Before seeing the sequel, I knew I had to re-watch John Wick. And also on re-watching it’s a beautiful, amazing, wonderful action movie that I simply adore.
Jesse (Elle Fanning) just moved to L.A., dreaming of a career as a model. She meets photographer Dean (Karl Glusman) and make-up artist Ruby (Jena Malone) who both take a shine to her and try to help. Since there is something about Jesse, that seems barely necessary though – her career is definitely off to a good start. But young girls like Jesse are quickly swallowed by the fashion world and grow older too fast – which is what happened to Gigi (Bella Heathcote) and Sarah (Abbey Lee), who can’t stand Jesse waiting in the wings to take their place.
The Neon Demon is a hypnotizing film that manages to conjure up an intriguing atmosphere that kept me glued to my seat. But – as with Drive – it only worked for me because I read it completely different from what Refn apparently intended to say.
The Victome de Valmont (John Malkovich) and the Marquise de Merteuil (Glenn Close) are thick as thieves, united in their love to manipulate and destroy the people around them, a skill they have so artfully mastered that their ploys don’t fall back on them. Both have a new project: Valmont is trying to seduce Madame de Tourvel (MIchelle Pfeiffer) who is staying at his aunt’s (Mildred Natwick) summer home and who is widely known for her morals and her loyalty to her husband. The Marquise, on the other hand, is looking for revenge on an ex-lover who just got engaged to the naive Cécile (Uma Thurman) who has spent practically her entire life in a convent. So she enlists Valmont’s help to completely corrupt Cécile.
After having so recently seen the play that was the starting point for the film, I must say that I was very much disappointed by the movie. I thought John Malkovich was miscast and the film never really finds its step. Michelle Pfeiffer is a sparkling star in it, though.

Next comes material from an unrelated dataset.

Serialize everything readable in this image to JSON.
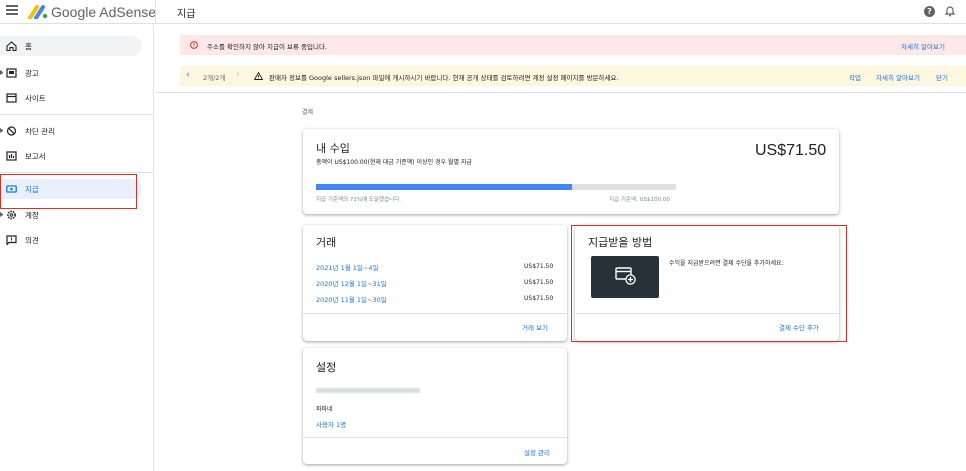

Johnny Utah (Keanu Reeves) just aced his FBI training and is ready to go into the field. He is assigned to long-served, cranky Pappas (Gary Busey) who is less than happy about having to take care of this newbie. But in Johnny, Pappas finds somebody not only willing to listen to his theory that a string of successful bank robberies is committed by a group of surfers, but to do something about it. Johnny starts to learn to surf with the help of Tyler (Lori Petti) and gets closer with the charismatic Bodhi (Patrick Swayze) who soon becomes their prime suspect.
Point Break has many strengths, though it isn’t a perfect film. But both Swayze and Reeves are perfectly cast (which, especially in Reeves’ case is important). Their chemistry together make the film as worthwhile as it is.
Evan (Keanu Reeves) has the perfect life. He is successful, rich, has a beautiful wife in Karen (Ignacia Allamand), they are in love and have two cute children and a dog. When Karen and the kids leave for the weekend and Evan has to stay back to work, all hell breaks loose though. It starts with two girls ringing Evan’s door in the pouring rain looking for another house. Evan lets Genesis (Lorenza Izzo) and Bel (Ana de Armas) in and that is all the invitation they need to fuck him over.
Knock Knock is a very stupid film. Entertaining enough while it lasts but it falls apart at any glance that is even slightly more than passing.